*DIRECTIONS*
Wherever a line in the records contains the word "content", return that line.
TASK DATA Start Marker
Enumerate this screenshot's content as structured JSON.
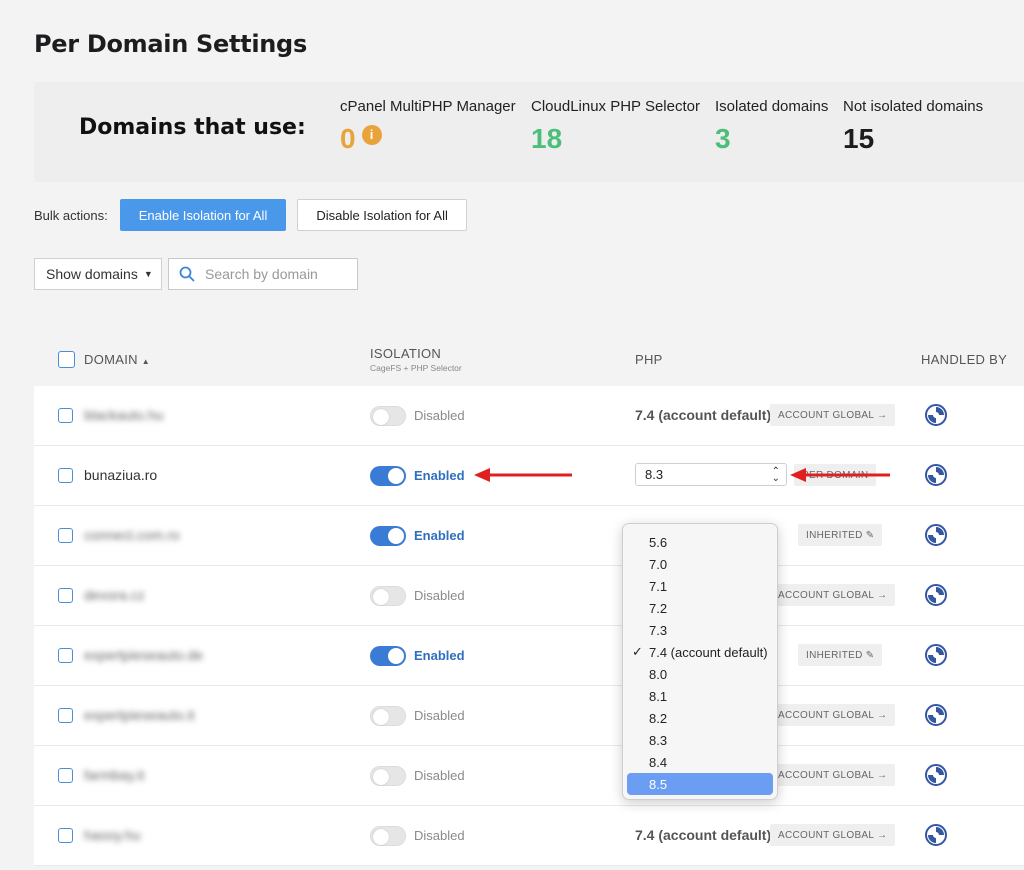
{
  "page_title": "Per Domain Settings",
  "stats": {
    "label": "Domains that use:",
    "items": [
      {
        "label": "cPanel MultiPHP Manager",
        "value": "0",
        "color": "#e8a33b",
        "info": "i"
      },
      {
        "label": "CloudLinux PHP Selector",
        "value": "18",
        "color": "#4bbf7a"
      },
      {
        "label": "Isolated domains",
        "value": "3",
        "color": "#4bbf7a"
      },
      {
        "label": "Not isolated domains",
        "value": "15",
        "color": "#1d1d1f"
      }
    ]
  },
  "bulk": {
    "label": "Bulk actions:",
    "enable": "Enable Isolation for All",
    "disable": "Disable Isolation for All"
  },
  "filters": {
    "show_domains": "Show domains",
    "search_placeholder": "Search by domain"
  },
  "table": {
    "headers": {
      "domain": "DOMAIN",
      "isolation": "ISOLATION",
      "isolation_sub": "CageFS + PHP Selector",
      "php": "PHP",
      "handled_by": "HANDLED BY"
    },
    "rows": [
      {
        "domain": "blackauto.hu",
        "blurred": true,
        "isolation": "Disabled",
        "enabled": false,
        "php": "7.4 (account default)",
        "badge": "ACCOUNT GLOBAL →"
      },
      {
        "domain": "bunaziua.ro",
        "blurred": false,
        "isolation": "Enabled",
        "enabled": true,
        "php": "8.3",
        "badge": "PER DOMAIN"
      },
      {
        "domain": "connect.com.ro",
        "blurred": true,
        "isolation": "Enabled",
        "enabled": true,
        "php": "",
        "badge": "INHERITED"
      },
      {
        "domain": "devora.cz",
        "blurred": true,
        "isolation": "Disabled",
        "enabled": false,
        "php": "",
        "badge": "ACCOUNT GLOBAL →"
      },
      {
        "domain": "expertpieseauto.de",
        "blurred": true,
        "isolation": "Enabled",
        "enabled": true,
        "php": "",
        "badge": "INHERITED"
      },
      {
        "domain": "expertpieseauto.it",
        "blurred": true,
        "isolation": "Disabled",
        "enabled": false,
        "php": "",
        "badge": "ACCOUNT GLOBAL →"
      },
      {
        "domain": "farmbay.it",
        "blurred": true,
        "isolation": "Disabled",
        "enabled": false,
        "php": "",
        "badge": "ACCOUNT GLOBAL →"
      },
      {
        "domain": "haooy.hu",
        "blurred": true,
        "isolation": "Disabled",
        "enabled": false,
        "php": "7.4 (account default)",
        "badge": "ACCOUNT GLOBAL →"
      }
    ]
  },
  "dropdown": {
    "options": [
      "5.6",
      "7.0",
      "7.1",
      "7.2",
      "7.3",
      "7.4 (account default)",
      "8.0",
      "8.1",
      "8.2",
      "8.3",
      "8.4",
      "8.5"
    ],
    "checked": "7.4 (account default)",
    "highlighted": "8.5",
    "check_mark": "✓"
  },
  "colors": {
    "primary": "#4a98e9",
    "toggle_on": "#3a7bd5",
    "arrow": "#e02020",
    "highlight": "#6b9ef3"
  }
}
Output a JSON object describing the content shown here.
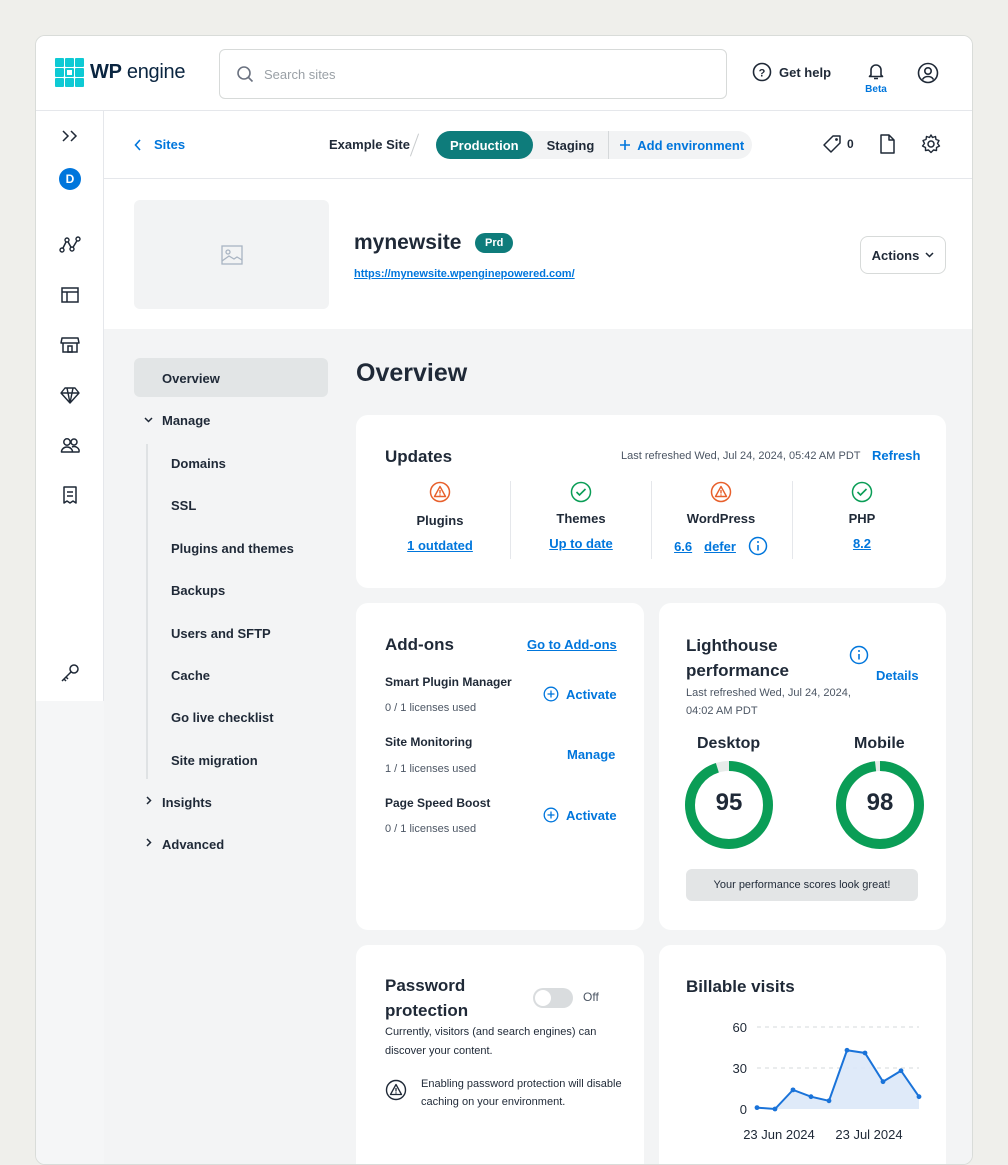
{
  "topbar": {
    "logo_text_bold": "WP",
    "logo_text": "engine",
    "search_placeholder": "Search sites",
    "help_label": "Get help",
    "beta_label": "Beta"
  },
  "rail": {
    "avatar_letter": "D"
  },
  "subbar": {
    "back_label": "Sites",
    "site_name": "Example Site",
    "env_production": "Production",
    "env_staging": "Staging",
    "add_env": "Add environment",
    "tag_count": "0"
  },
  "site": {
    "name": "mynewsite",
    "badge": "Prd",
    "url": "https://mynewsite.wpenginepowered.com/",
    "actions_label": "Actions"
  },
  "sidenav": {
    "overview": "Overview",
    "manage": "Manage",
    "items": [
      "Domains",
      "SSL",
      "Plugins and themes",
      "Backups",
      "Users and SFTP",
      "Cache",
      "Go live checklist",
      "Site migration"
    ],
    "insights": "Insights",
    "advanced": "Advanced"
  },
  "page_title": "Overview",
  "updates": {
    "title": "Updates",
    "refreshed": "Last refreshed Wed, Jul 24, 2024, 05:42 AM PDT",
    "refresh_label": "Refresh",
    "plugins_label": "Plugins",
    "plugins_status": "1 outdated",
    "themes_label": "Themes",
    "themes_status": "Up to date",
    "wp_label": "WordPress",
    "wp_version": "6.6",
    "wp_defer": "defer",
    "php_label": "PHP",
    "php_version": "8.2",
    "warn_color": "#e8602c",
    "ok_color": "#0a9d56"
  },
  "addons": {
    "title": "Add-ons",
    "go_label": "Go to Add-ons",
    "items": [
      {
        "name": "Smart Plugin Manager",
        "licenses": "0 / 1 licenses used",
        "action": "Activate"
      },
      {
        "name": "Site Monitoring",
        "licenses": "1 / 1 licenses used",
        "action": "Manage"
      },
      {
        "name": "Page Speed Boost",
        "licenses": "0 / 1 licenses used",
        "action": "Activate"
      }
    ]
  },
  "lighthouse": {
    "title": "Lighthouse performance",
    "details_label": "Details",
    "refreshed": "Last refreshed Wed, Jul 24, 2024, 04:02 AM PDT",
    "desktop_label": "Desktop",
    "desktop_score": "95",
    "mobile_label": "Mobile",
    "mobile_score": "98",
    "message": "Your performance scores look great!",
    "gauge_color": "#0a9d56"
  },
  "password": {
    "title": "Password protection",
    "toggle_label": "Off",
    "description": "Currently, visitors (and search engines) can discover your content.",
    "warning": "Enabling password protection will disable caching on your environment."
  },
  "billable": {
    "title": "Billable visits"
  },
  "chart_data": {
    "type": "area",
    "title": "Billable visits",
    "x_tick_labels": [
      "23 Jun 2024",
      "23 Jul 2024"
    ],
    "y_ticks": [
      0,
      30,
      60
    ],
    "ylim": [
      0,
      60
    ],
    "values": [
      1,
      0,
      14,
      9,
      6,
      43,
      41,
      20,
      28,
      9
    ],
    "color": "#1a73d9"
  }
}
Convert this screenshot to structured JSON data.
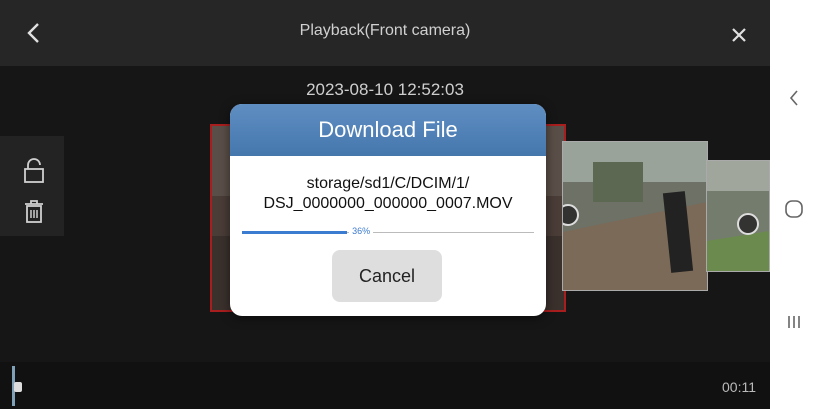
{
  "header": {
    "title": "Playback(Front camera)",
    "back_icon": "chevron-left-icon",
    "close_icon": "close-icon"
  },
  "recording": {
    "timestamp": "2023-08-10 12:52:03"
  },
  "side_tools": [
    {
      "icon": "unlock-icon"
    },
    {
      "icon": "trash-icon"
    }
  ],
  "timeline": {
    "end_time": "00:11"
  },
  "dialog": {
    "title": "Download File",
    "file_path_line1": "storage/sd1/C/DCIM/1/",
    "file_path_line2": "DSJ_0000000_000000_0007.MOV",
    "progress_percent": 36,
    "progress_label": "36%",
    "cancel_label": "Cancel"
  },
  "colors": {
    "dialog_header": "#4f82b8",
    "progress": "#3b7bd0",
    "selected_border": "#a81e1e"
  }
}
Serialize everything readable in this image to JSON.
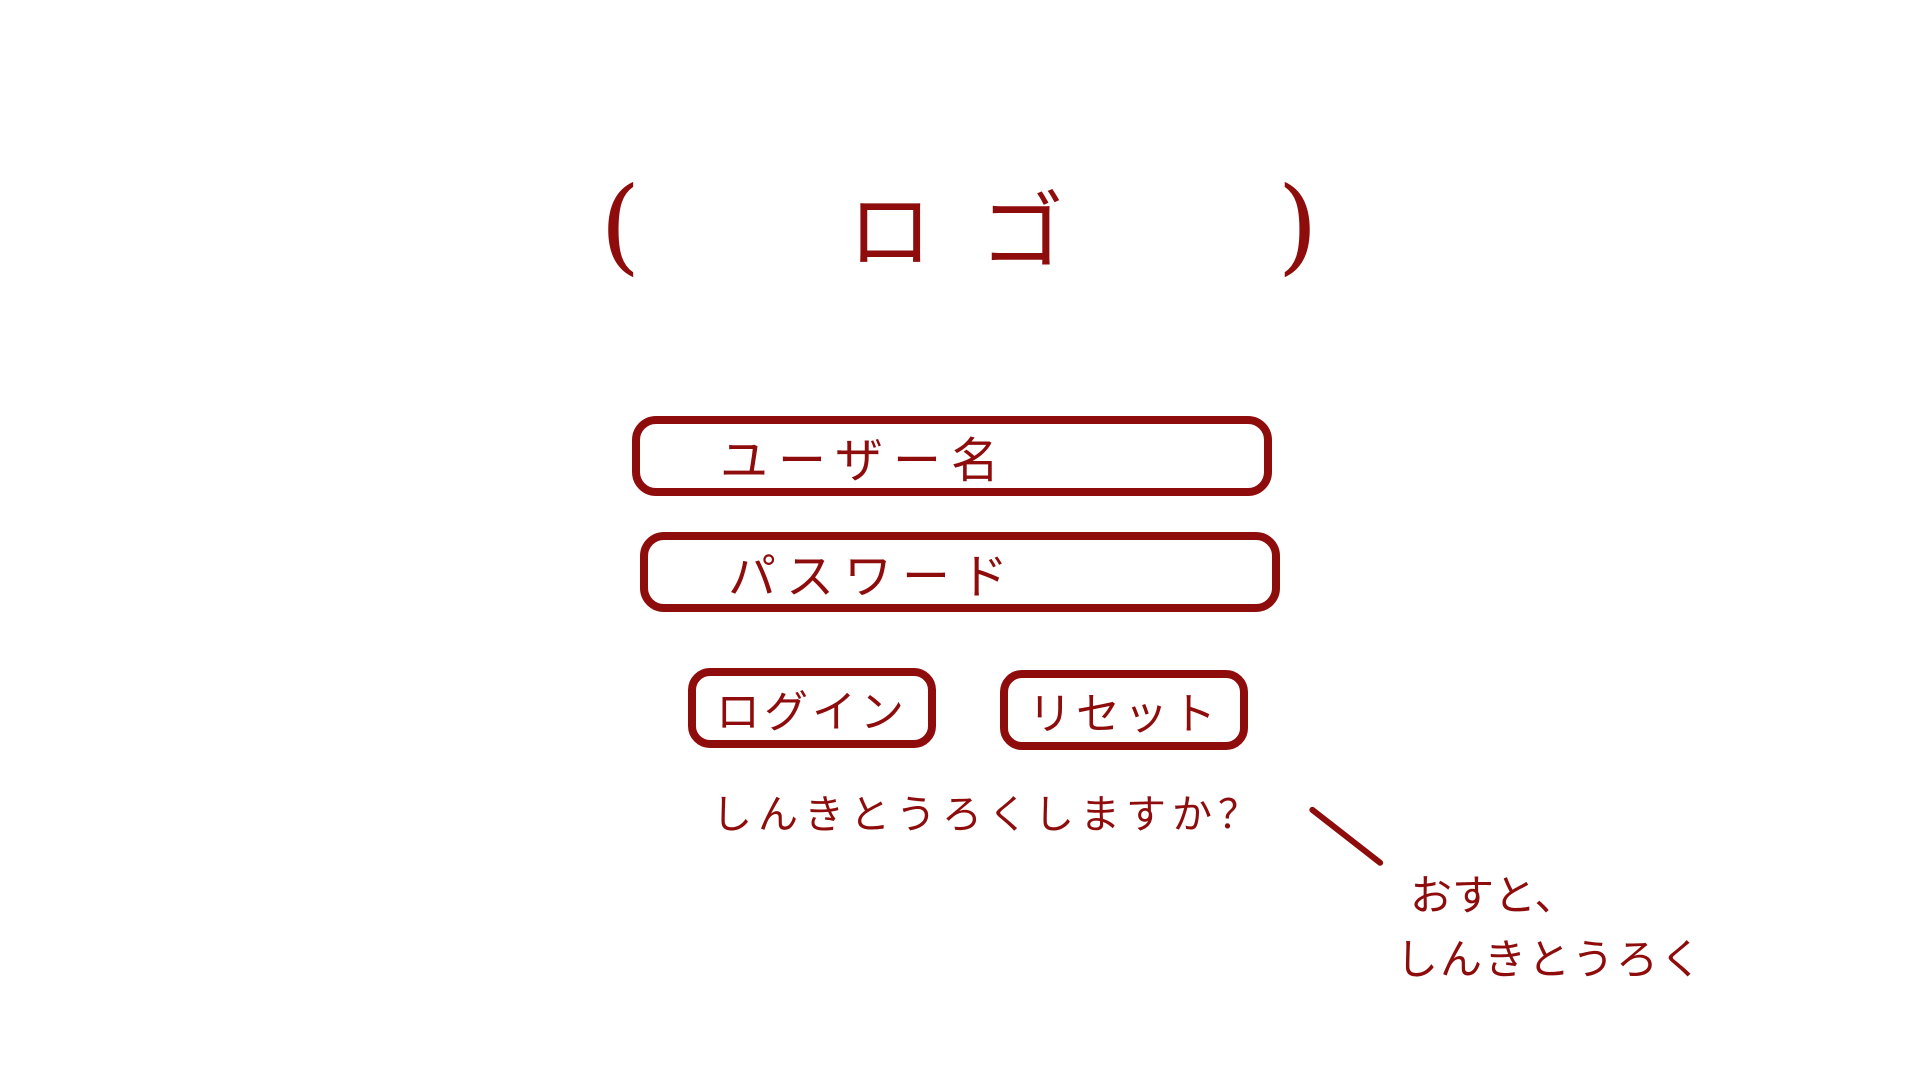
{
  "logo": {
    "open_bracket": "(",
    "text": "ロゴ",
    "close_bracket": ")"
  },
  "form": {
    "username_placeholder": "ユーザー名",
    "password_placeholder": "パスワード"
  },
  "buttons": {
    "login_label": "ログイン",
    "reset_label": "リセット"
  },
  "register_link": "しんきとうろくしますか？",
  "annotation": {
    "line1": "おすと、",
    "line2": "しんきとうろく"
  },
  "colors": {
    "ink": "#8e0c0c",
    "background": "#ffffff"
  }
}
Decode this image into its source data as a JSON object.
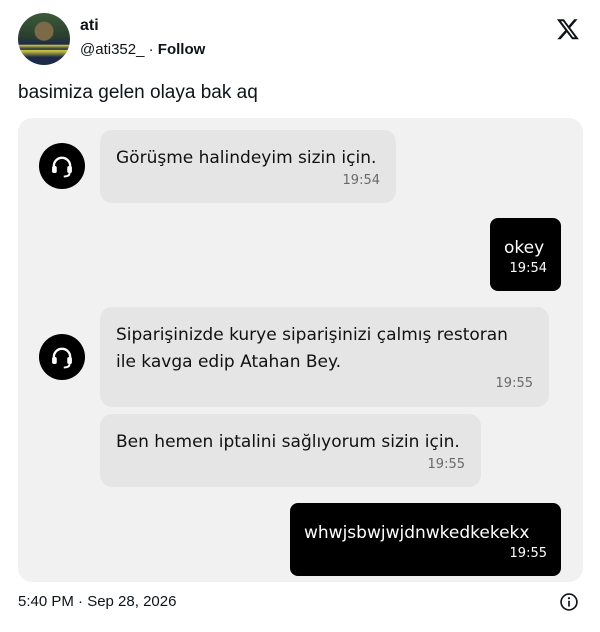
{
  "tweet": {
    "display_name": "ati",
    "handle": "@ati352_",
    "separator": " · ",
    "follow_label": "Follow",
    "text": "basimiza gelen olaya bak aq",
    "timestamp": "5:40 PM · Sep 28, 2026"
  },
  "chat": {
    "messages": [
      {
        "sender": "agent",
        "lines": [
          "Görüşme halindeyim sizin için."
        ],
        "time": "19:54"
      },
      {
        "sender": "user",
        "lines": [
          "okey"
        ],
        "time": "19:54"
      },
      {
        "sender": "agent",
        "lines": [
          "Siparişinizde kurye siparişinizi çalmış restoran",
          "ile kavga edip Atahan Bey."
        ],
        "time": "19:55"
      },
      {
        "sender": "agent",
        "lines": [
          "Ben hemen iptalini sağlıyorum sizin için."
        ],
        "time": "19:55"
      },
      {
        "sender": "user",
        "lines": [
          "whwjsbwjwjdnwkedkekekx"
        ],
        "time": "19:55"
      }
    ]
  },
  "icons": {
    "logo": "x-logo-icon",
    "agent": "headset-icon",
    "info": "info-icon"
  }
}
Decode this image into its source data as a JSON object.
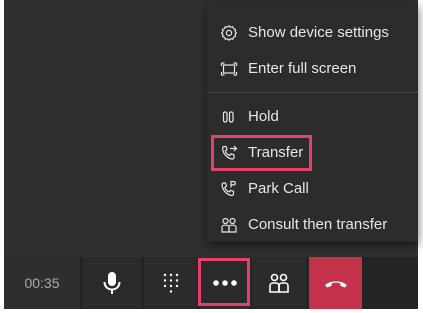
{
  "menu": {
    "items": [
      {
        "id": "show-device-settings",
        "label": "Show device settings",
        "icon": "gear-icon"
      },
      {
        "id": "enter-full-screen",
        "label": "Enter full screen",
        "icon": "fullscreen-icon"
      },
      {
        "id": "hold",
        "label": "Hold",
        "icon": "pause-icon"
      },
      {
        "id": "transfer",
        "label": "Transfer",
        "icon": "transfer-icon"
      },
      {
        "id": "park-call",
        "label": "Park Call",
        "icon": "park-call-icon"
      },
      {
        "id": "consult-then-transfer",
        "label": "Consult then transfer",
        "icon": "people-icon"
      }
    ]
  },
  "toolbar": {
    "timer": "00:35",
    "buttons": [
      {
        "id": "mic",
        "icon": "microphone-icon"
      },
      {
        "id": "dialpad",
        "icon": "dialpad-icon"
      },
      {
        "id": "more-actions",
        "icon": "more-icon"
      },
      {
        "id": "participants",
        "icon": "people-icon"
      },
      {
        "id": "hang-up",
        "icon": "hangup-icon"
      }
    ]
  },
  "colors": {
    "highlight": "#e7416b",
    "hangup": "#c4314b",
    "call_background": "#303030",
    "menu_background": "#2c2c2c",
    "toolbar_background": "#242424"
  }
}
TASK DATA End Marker
*RESPONSE BOX*
Enumerate this screenshot's content as structured JSON.
Output a JSON object describing the content shown here.
    "description": "Currently, visitors (and search engines) can discover your content.",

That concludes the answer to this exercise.